Problem description - Word for word, retype every record in the listing.

Data for the task -
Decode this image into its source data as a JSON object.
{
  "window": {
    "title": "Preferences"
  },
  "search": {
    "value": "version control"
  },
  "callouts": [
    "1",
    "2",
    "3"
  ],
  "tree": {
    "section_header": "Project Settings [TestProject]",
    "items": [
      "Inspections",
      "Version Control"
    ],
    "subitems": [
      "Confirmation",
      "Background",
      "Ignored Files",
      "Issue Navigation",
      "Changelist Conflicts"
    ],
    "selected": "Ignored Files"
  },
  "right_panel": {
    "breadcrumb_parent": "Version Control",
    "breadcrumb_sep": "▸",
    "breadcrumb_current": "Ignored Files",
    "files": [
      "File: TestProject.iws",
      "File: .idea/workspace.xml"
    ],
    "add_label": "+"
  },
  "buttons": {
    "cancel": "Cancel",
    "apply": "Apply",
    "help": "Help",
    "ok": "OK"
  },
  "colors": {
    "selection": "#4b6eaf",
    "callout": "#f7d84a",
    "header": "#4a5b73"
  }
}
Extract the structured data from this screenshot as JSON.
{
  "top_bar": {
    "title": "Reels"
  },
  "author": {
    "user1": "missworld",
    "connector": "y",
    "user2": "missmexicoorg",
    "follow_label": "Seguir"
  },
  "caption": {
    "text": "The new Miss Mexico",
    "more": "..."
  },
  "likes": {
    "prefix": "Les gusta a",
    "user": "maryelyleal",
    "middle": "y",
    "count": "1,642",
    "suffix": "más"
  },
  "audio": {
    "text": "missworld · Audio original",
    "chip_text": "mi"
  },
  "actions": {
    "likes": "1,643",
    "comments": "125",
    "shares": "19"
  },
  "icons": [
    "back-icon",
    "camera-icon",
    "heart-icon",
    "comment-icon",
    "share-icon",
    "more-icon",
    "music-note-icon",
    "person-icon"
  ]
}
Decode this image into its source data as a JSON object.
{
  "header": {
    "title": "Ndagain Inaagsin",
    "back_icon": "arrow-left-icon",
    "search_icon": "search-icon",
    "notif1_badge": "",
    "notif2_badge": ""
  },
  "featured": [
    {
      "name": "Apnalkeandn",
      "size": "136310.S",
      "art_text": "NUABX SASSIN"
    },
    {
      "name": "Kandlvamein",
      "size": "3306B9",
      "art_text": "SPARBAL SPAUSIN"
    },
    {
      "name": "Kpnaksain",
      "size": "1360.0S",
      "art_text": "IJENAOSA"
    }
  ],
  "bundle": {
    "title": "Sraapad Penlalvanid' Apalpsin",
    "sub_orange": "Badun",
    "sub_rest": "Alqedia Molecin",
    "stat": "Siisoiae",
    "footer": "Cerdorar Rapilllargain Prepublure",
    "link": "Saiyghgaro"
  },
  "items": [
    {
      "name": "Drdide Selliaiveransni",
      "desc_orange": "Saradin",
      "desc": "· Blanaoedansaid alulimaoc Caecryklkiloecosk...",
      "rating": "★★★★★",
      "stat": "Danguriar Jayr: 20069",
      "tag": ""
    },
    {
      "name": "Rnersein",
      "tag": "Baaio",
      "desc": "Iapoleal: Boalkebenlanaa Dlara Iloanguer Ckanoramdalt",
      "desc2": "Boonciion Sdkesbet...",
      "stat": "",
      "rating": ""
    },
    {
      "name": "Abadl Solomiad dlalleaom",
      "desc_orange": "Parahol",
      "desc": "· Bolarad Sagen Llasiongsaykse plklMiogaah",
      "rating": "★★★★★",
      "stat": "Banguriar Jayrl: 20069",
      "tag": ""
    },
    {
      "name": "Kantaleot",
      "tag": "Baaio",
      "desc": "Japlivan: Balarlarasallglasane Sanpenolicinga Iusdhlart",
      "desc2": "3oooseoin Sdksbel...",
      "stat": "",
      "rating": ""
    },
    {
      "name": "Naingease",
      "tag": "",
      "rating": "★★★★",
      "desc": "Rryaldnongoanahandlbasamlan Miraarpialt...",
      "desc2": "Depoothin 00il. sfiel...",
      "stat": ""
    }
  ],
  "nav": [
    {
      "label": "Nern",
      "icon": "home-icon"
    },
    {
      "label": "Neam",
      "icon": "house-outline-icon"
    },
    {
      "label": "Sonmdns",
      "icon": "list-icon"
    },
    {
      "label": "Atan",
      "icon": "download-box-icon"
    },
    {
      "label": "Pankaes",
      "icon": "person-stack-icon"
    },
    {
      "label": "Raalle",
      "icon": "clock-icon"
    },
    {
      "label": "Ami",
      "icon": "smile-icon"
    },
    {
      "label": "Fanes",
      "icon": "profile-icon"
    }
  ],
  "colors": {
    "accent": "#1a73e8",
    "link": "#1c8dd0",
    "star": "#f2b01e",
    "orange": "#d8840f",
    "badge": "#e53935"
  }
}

Exercise result -
Decode this image into its source data as a JSON object.
{
  "window": {
    "title": "Preferences"
  },
  "search": {
    "value": "version control"
  },
  "callouts": [
    "1",
    "2",
    "3"
  ],
  "tree": {
    "section_header": "Project Settings [TestProject]",
    "items": [
      "Inspections",
      "Version Control"
    ],
    "subitems": [
      "Confirmation",
      "Background",
      "Ignored Files",
      "Issue Navigation",
      "Changelist Conflicts"
    ],
    "selected": "Ignored Files"
  },
  "right_panel": {
    "breadcrumb_parent": "Version Control",
    "breadcrumb_sep": "▸",
    "breadcrumb_current": "Ignored Files",
    "files": [
      "File: TestProject.iws",
      "File: .idea/workspace.xml"
    ],
    "add_label": "+"
  },
  "buttons": {
    "cancel": "Cancel",
    "apply": "Apply",
    "help": "Help",
    "ok": "OK"
  },
  "colors": {
    "selection": "#4b6eaf",
    "callout": "#f7d84a",
    "header": "#4a5b73"
  }
}
Extract the structured data from this screenshot as JSON.
{
  "top_bar": {
    "title": "Reels"
  },
  "author": {
    "user1": "missworld",
    "connector": "y",
    "user2": "missmexicoorg",
    "follow_label": "Seguir"
  },
  "caption": {
    "text": "The new Miss Mexico",
    "more": "..."
  },
  "likes": {
    "prefix": "Les gusta a",
    "user": "maryelyleal",
    "middle": "y",
    "count": "1,642",
    "suffix": "más"
  },
  "audio": {
    "text": "missworld · Audio original",
    "chip_text": "mi"
  },
  "actions": {
    "likes": "1,643",
    "comments": "125",
    "shares": "19"
  },
  "icons": [
    "back-icon",
    "camera-icon",
    "heart-icon",
    "comment-icon",
    "share-icon",
    "more-icon",
    "music-note-icon",
    "person-icon"
  ]
}
Decode this image into its source data as a JSON object.
{
  "header": {
    "title": "Ndagain Inaagsin",
    "back_icon": "arrow-left-icon",
    "search_icon": "search-icon",
    "notif1_badge": "",
    "notif2_badge": ""
  },
  "featured": [
    {
      "name": "Apnalkeandn",
      "size": "136310.S",
      "art_text": "NUABX SASSIN"
    },
    {
      "name": "Kandlvamein",
      "size": "3306B9",
      "art_text": "SPARBAL SPAUSIN"
    },
    {
      "name": "Kpnaksain",
      "size": "1360.0S",
      "art_text": "IJENAOSA"
    }
  ],
  "bundle": {
    "title": "Sraapad Penlalvanid' Apalpsin",
    "sub_orange": "Badun",
    "sub_rest": "Alqedia Molecin",
    "stat": "Siisoiae",
    "footer": "Cerdorar Rapilllargain Prepublure",
    "link": "Saiyghgaro"
  },
  "items": [
    {
      "name": "Drdide Selliaiveransni",
      "desc_orange": "Saradin",
      "desc": "· Blanaoedansaid alulimaoc Caecryklkiloecosk...",
      "rating": "★★★★★",
      "stat": "Danguriar Jayr: 20069",
      "tag": ""
    },
    {
      "name": "Rnersein",
      "tag": "Baaio",
      "desc": "Iapoleal: Boalkebenlanaa Dlara Iloanguer Ckanoramdalt",
      "desc2": "Boonciion Sdkesbet...",
      "stat": "",
      "rating": ""
    },
    {
      "name": "Abadl Solomiad dlalleaom",
      "desc_orange": "Parahol",
      "desc": "· Bolarad Sagen Llasiongsaykse plklMiogaah",
      "rating": "★★★★★",
      "stat": "Banguriar Jayrl: 20069",
      "tag": ""
    },
    {
      "name": "Kantaleot",
      "tag": "Baaio",
      "desc": "Japlivan: Balarlarasallglasane Sanpenolicinga Iusdhlart",
      "desc2": "3oooseoin Sdksbel...",
      "stat": "",
      "rating": ""
    },
    {
      "name": "Naingease",
      "tag": "",
      "rating": "★★★★",
      "desc": "Rryaldnongoanahandlbasamlan Miraarpialt...",
      "desc2": "Depoothin 00il. sfiel...",
      "stat": ""
    }
  ],
  "nav": [
    {
      "label": "Nern",
      "icon": "home-icon"
    },
    {
      "label": "Neam",
      "icon": "house-outline-icon"
    },
    {
      "label": "Sonmdns",
      "icon": "list-icon"
    },
    {
      "label": "Atan",
      "icon": "download-box-icon"
    },
    {
      "label": "Pankaes",
      "icon": "person-stack-icon"
    },
    {
      "label": "Raalle",
      "icon": "clock-icon"
    },
    {
      "label": "Ami",
      "icon": "smile-icon"
    },
    {
      "label": "Fanes",
      "icon": "profile-icon"
    }
  ],
  "colors": {
    "accent": "#1a73e8",
    "link": "#1c8dd0",
    "star": "#f2b01e",
    "orange": "#d8840f",
    "badge": "#e53935"
  }
}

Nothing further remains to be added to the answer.